#### EXERCISE REQUIREMENTS
Count every line in the following listing that contains "text", then report that count with nothing added.

#### AVAILABLE DATA
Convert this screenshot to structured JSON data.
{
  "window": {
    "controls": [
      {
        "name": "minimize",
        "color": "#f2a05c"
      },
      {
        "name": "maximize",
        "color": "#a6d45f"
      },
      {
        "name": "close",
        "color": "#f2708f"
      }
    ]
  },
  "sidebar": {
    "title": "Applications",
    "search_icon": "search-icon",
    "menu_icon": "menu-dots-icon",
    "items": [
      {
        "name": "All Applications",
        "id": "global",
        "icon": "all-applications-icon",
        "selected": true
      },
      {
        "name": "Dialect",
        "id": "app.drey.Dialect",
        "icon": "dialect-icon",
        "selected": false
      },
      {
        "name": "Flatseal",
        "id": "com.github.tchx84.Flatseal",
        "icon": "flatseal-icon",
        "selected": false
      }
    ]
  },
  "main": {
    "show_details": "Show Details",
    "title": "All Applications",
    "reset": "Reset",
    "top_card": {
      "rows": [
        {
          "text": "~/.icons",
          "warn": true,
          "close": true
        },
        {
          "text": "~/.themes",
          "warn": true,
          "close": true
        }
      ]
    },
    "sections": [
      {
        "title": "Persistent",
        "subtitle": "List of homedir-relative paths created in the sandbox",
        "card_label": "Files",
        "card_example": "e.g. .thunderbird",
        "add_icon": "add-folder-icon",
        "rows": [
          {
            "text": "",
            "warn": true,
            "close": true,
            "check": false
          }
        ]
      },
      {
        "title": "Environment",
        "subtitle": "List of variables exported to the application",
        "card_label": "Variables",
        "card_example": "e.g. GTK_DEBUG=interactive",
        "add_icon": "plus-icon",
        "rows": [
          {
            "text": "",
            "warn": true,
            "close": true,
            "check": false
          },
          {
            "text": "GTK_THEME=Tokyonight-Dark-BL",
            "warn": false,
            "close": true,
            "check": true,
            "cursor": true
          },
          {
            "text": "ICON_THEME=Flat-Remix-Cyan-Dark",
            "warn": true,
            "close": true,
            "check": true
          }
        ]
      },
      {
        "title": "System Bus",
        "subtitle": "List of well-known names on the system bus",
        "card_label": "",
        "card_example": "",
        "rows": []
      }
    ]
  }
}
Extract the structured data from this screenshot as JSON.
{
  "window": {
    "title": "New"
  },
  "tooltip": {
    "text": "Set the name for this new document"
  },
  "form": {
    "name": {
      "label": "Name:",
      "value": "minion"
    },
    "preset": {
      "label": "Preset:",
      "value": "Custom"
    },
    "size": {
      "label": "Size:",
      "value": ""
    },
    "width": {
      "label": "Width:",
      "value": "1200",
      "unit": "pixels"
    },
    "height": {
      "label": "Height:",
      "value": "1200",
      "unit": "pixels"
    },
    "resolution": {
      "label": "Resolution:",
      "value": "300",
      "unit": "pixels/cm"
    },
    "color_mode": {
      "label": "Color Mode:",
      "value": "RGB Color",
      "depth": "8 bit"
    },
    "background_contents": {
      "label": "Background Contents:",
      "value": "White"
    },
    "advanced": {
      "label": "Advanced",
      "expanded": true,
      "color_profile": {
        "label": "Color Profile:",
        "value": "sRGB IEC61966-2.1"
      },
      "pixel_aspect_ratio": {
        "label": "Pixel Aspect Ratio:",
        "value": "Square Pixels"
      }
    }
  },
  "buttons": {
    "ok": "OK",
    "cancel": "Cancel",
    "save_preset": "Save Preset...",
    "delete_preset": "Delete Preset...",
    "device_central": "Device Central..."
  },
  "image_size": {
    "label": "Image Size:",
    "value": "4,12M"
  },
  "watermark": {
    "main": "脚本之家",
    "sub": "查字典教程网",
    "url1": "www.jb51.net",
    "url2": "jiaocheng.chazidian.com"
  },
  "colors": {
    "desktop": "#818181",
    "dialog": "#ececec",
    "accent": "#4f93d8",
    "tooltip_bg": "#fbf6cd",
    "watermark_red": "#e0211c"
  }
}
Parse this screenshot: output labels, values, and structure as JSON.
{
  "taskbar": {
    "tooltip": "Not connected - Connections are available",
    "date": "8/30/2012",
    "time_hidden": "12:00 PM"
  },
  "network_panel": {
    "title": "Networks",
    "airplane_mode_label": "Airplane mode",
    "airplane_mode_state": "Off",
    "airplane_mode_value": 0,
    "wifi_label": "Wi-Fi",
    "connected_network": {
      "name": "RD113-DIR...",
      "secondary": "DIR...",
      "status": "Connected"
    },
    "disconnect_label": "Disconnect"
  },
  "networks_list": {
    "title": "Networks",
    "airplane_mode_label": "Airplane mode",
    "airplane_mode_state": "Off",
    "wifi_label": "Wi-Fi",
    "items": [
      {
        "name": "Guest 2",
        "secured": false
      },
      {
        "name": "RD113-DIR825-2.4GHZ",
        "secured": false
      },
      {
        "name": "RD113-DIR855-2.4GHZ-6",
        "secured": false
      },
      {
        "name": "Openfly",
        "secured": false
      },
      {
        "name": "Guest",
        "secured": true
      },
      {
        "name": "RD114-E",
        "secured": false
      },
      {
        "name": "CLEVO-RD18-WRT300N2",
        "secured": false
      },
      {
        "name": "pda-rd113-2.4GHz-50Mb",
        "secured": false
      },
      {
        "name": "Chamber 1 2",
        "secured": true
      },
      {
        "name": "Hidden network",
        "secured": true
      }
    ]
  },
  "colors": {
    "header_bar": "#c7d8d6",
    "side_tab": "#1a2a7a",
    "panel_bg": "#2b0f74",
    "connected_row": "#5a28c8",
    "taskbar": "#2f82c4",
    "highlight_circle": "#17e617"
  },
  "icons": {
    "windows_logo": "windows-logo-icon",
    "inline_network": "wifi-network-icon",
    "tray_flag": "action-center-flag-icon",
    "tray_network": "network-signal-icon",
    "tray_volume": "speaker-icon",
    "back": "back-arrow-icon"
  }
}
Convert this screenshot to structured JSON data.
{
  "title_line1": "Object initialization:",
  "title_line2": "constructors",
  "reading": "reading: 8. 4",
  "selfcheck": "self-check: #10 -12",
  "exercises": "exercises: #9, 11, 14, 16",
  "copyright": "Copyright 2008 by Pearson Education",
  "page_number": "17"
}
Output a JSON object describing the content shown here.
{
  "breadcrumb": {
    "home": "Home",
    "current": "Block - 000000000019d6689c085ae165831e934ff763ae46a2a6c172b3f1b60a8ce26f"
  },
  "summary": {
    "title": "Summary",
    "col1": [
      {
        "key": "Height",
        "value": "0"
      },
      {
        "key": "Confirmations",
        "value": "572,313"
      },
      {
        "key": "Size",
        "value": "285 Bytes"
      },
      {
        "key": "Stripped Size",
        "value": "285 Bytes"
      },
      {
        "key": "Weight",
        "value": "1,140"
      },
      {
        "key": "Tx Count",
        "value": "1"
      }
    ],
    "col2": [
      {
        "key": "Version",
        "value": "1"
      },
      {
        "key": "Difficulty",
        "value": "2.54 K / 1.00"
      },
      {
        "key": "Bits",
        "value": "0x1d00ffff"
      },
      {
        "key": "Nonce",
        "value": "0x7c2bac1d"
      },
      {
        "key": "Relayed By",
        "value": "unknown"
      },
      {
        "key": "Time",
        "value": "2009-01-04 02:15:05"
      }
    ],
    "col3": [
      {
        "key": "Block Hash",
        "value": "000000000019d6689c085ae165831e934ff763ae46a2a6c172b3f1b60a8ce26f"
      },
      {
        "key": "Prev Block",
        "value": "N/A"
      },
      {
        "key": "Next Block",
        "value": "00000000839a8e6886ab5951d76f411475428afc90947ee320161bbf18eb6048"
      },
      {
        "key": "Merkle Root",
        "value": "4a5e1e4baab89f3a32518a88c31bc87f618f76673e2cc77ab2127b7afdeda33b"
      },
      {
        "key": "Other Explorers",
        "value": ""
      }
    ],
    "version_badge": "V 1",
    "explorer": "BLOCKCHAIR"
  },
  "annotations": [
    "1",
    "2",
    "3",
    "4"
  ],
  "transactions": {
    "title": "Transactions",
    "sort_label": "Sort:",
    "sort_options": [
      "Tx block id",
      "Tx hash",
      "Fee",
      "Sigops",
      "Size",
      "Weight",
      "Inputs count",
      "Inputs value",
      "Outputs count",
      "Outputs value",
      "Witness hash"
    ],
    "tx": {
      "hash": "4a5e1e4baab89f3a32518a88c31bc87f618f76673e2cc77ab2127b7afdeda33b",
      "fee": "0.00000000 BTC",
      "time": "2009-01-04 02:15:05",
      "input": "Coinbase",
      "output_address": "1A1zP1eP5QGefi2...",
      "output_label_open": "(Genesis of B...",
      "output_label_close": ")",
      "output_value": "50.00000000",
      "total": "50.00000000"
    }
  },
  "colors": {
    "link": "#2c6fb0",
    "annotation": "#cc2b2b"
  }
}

#### SOLVED PROBLEM
7